In 2010, while vacationing in and around San Diego, I happened into a used book, as I am wont to do. I found a book called Death on Treasure Trail. It had a nice, bright yellow cover, the kind that nearly every western novel had back in the day. Erle Stanley Gardner even wrote an introduction. Imagine my surprise when I discovered the setting of the novel was in Texas’s Big Bend region.
Yet I never read the book. Cut to July 2016 and our trip out to Big Bend. I’m a fan of reading books on vacations that are set around the places I’m visiting so Death on Treasure Trail was tops on my list. But the book is pretty beat up, so I took to the internet to find an electronic copy for my Kindle. Imagine my surprise when I discovered not only Treasure Trail, but the other two Rio Kid books all available as ebooks. Well, seeing as how Treasure Trail was third of three, I went ahead and got Return of the Rio Kid, the first book in the trilogy.
The author on my physical book is listed as “Don Davis” but, in reality, the man behind the typewriter was none other than Brett Halliday, the writer who created the Michael Shayne private eye series. However, “Halliday” is merely the most famous pen name for the actual man, Davis Dresser, but that name won’t sell many ebooks, so the good folks at Open Road Media made sure Brett Halliday supersedes the title on the new covers.
When the book opens, the Rio Kid has been hiding out in Mexico after fleeing Arizona on a false murder charge three years before. Sure, the Rio Kid has killed men before, but the one that got his visage on a wanted poster was falsified. Having grown into manhood in a foreign land, the Kid wants to return to Arizona and clear his name. He chooses the Big Bend region as his crossing point, but not before trouble starts.
On the Mexican side of the border sits a small town under the thumb of ruthless hombre, Pedro. He rules the town in much the same way Gene Hackman’s character does in Unforgiven. Being a western paperback of the 1940s, the Kid gets himself in a fight when he refuses to remove his twin .45s strapped to each leg. He hightails it out of town, leaving one mess behind. He crosses the Rio Grande and finds himself in another mess, this one partly of his own making. You see, there’s a small town on the Texas side. A poker game is being played and a young man is betting when he should be folding. The Kid gets himself mixed up in the game and ends up winning the young man’s ranch. A ranch that, not coincidentally, is one of two parcels of land a ruthless (is there any other kind?) cattle rancher wants to own. Well, you can imagine what happens from here.

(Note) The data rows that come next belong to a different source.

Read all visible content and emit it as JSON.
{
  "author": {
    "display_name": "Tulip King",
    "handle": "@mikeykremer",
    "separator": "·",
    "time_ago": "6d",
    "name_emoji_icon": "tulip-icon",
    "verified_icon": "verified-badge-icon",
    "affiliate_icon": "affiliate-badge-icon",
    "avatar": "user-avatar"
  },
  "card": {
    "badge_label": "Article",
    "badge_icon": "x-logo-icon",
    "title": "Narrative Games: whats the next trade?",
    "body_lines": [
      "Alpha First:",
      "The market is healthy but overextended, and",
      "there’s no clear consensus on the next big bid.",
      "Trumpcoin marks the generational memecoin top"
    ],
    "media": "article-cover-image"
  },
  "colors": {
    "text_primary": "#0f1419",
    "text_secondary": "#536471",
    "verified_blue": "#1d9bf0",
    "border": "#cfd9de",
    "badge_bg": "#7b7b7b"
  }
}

But you’d be partially wrong. Sure, the Kid—whose real name isn’t given—does what all flawed heroes with prices on their heads do: the right thing. Mostly. But the folks he’s trying to help and those he’s trying to stay away from, have other ideas. It makes for entertaining reading, that’s for sure. I especially liked the secret the Rio Kid uncovered and how he turned his attention to putting it to good use.
Halliday chose a curious method to get across how folks talked to each other. He spelled out the Rio Kid’s drawl phonetically. Granted, when I read the first few passages, I assumed Halliday was going to provide this kind of dialogue as an example and then revert back to standard spelling, letting the reader fill in the blanks. Nope. The Kid mutters through the entire book. Others, too. Here are a couple of examples.
“I’ll just keep my guns on, I reckon,” he drawled, “’less yo’re of uh mind tuh take’em offa me.”
“Say, yo’re jes spoilin’ fer uh six-foot hole, ain’t yuh? Yuh cain’t buck Pedro, I’m tellin’ yuh.”
Yes, it leaves the reader with absolutely zero leeway in hearing the voice in the mind, but it’s a pain to type. I understand one or two words consistently spelled like they sound, but almost all of them? Aw, shucks. Who am I kiddin’? I liked ’em all.
Oh, and all that joy I experienced when I realized I was going to read a western set in Big Bend while actually being in Big Bend? That excitement held all the way until Halliday namedropped a mountain range that, upon consultation with the internet, was actually located in Arizona. No big deal. All I had to do was look out the window of my hotel and get my bearings straight.
But don’t let that dissuade you from reading this enjoyable first book in the Rio Kid Trilogy.